Jul 24, 2019
Richard Serra’s 1991 work Seattle Right Angles Propped is the newest piece of public art installed at the University of Chicago—steel forged in two parts that meet at a right angle, two Ls that support each other with the force of counterweight and gravity.
In its previous location in a backyard beachfront of suburban Glencoe, Illinois, the sculpture provided a frame around where the rolling landscape met Lake Michigan. Now, in its new home 30 miles south, it echoes both in form and meaning the portico that connects UChicago’s Department of Art History and the Smart Museum of Art. It also underscores the University’s commitment to bring public art to the Hyde Park community.
Dorie Sternberg, Lab’43, donated the piece to the Smart, where it was installed in May and formally unveiled in June.
Over the years, Sternberg and her late husband Paul cultivated a notable art collection in their home. They couldn’t resist Serra, who since the 1960s has revolutionized the genre of massive sculptural work—typically using steel in site-specific urban spaces. The Sternbergs commissioned Seattle Right Angles Proppedfor their yard and could admire it from their glass-walled kitchen every day.
After her husband passed away in 2004, Sternberg decided that she wanted to see some of her art donations placed in her lifetime, including the Serra sculpture. The work seemed destined to travel south: Sternberg (née Feitler), grew up near UChicago on Woodlawn Avenue, and her brother, Robert Feitler, Lab’45, X’50, is a former board chair of the Smart Museum.
Seattle Right Angles Propped is not quite as prominent as some of Serra’s other sculptures. But to Mehring, the piece represents Serra’s pioneering work in the field of process art, wherein the focus is not the finished product, but its creation.
Seattle Right Angles Propped was installed a little over a year after the Smart announced the formation of the Feitler Center for Academic Inquiry, which often utilizes collections and exhibitions to engage Art History faculty and students with other students from any number of disciplines—from law and economics to the physical sciences.
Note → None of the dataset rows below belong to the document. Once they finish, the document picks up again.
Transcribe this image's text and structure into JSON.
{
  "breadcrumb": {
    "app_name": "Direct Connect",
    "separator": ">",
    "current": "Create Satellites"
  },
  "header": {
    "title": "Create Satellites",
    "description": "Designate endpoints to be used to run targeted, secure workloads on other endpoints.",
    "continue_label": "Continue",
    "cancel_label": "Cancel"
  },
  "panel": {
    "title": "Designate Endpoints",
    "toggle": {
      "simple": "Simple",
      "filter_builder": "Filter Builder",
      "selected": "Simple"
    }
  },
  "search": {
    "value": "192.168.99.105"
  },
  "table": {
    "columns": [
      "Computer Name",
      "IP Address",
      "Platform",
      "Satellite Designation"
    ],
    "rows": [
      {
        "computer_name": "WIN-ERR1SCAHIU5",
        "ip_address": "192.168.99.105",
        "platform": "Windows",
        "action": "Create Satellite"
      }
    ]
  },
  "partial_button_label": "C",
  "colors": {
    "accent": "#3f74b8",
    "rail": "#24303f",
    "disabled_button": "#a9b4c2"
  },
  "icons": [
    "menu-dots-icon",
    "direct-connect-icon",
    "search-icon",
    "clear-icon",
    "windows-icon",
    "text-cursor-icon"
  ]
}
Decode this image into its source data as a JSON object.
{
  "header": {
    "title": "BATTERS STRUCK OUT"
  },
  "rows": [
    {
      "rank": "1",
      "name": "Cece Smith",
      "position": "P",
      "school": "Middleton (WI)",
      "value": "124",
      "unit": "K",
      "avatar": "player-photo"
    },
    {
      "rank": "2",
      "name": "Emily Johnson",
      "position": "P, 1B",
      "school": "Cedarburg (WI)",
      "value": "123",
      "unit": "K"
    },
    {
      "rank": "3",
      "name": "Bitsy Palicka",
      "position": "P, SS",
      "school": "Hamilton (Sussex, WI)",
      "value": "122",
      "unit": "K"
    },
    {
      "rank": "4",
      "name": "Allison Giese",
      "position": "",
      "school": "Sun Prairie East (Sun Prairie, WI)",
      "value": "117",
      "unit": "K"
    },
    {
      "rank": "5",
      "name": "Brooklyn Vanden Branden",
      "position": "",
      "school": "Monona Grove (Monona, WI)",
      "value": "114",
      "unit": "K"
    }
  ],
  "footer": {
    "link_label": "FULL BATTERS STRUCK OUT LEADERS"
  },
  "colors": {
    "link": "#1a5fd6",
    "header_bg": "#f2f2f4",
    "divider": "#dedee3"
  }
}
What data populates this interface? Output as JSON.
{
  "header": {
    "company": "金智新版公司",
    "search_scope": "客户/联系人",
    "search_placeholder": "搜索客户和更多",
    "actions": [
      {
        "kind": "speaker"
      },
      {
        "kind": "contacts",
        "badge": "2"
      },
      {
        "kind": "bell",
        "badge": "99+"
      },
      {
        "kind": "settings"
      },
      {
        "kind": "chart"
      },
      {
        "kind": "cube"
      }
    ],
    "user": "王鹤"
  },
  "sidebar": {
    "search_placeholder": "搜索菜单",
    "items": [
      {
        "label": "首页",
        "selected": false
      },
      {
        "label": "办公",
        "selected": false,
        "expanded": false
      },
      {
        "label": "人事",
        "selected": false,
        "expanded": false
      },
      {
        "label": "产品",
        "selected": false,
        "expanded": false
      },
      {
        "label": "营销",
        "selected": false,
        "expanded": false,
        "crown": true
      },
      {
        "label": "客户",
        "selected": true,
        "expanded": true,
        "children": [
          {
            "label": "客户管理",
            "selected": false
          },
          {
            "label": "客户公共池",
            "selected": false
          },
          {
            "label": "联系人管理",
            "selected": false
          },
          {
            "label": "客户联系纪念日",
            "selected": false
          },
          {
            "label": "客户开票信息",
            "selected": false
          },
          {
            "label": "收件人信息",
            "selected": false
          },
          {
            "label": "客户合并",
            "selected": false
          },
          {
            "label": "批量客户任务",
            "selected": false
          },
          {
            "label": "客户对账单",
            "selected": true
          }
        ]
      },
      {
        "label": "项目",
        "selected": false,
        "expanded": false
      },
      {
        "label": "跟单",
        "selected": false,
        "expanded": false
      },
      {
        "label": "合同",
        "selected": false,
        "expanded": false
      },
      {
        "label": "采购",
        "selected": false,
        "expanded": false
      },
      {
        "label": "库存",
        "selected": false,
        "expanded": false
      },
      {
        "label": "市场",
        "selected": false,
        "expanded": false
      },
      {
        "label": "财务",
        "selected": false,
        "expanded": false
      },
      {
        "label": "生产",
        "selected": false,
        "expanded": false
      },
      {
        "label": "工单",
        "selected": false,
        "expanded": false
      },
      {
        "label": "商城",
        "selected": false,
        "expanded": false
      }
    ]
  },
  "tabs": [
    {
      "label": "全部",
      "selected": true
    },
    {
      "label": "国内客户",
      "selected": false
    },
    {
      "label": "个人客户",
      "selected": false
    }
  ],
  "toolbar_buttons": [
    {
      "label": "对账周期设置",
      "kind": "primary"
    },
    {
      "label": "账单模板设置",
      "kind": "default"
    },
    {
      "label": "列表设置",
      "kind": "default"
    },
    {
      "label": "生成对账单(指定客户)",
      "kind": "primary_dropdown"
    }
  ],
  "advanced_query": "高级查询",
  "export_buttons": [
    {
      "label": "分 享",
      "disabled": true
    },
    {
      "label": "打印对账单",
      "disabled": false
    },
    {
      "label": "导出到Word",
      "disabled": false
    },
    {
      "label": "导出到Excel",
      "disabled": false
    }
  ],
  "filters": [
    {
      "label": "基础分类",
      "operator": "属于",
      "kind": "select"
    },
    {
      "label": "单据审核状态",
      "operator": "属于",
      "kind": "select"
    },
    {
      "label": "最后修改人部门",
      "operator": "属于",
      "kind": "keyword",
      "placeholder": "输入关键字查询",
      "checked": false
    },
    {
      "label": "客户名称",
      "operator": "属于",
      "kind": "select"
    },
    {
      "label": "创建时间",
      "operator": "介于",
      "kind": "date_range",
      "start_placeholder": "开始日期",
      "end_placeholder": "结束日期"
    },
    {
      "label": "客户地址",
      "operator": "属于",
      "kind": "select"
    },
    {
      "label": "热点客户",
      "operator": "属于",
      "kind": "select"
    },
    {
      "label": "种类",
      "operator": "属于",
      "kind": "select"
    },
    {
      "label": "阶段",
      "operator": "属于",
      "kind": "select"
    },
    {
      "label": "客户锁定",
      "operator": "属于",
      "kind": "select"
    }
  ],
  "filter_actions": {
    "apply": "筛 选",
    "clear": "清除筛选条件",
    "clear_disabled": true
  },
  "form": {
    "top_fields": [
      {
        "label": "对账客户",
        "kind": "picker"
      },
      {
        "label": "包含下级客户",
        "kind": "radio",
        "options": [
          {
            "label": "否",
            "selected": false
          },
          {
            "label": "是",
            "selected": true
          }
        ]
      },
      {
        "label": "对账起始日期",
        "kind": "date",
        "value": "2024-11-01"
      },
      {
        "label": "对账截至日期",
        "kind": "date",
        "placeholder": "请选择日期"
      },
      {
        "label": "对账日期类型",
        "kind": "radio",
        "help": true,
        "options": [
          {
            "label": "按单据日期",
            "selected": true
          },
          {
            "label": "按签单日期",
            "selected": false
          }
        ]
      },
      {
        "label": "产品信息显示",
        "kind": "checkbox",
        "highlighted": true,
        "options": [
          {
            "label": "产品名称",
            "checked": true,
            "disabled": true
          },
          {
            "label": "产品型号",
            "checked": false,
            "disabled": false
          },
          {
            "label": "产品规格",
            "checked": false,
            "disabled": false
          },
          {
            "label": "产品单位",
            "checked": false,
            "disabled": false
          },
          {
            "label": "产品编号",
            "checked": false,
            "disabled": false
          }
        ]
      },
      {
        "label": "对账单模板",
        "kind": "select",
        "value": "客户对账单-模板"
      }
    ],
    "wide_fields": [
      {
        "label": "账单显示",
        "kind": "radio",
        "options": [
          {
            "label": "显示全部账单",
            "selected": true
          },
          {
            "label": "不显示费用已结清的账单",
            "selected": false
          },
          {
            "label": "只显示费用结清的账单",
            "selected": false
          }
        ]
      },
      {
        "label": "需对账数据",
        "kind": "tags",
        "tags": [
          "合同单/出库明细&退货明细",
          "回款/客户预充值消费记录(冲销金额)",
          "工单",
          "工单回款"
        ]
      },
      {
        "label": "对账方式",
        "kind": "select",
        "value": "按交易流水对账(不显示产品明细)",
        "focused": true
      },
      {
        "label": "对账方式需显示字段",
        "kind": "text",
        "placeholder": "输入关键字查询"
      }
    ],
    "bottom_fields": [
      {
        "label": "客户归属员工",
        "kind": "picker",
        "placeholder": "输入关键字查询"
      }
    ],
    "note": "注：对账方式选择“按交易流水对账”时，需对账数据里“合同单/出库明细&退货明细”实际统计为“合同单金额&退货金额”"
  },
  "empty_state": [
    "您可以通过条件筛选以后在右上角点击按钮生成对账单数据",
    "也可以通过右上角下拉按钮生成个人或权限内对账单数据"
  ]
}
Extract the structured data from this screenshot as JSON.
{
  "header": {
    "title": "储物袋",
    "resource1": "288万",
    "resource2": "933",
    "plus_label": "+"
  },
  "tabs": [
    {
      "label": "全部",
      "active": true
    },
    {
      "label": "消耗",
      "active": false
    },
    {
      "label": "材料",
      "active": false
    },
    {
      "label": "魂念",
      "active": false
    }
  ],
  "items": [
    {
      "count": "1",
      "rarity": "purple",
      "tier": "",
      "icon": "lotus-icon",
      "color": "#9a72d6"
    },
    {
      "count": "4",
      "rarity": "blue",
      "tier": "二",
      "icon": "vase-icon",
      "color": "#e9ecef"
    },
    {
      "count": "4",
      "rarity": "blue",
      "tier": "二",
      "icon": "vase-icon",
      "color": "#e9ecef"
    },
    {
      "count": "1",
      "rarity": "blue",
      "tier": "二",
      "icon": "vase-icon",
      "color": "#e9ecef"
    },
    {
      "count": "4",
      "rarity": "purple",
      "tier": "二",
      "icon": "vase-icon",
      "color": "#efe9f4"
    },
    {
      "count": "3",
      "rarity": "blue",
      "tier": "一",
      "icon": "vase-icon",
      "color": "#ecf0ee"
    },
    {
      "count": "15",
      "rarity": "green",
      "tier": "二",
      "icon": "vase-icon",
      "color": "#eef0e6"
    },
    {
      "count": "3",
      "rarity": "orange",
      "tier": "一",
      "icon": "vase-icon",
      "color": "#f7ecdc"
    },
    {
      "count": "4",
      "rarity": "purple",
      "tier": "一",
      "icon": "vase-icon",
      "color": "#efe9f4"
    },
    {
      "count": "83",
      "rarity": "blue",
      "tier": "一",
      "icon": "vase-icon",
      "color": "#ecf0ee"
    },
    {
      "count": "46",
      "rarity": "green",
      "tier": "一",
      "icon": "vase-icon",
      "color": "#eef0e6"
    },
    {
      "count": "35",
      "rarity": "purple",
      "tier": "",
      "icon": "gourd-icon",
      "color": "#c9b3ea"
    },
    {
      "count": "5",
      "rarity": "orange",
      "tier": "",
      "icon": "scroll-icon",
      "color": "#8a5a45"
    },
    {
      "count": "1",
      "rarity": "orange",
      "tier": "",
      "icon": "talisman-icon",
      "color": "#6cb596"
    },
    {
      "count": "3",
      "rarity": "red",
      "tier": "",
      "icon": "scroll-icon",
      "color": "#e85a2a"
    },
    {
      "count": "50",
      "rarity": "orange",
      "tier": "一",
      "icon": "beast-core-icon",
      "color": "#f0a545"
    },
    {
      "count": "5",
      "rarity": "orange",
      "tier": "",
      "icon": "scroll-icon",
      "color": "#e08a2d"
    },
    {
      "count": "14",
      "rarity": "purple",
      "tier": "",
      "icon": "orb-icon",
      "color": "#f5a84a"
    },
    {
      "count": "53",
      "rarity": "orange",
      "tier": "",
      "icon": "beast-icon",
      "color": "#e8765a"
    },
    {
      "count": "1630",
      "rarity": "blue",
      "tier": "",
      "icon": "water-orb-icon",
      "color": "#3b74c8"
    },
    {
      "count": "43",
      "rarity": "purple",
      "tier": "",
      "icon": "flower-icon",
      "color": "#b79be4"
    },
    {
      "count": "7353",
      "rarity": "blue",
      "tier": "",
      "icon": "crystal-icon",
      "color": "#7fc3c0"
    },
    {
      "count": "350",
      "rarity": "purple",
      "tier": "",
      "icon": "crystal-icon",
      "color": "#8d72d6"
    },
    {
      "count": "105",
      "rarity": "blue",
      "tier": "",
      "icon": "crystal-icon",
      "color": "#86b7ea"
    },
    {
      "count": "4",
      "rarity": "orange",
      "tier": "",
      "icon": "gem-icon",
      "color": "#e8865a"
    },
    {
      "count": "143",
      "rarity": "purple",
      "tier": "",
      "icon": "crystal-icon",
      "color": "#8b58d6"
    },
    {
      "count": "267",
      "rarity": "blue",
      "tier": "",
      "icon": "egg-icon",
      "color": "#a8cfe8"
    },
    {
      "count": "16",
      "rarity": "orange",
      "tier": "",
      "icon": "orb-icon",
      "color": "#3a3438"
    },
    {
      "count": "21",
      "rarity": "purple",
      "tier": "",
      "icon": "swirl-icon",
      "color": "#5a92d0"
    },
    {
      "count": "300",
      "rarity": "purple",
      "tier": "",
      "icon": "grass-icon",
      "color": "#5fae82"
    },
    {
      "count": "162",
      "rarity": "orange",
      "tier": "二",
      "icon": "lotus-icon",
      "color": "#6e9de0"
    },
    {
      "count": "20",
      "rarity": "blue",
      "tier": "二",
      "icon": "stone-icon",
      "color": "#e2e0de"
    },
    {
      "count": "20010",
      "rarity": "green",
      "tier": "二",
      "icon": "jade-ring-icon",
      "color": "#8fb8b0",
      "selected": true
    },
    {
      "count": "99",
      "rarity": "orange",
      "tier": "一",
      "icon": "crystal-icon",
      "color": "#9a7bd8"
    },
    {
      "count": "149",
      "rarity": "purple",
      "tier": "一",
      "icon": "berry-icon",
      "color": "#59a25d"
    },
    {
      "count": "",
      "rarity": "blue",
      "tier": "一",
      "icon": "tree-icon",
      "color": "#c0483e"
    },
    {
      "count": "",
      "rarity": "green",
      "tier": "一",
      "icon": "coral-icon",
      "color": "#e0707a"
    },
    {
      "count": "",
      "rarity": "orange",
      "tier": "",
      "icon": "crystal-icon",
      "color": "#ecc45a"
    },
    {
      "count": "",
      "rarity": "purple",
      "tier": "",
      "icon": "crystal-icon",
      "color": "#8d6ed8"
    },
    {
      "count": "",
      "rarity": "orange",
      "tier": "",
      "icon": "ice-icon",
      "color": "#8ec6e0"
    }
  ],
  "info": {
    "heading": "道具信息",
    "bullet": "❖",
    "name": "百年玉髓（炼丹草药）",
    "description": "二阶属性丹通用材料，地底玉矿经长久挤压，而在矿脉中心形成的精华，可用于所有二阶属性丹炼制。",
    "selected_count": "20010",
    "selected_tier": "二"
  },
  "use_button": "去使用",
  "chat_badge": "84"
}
The sculpture represents a significant moment within art history, and fills a gap in the museum’s collection of Minimalist and Post-Minimalist sculpture. The piece, Mehring said, will help faculty discuss art’s direct embeddedness in the real world: its new, direct relationship to the viewer’s body; its pioneering use of industrial materials; and its large scale.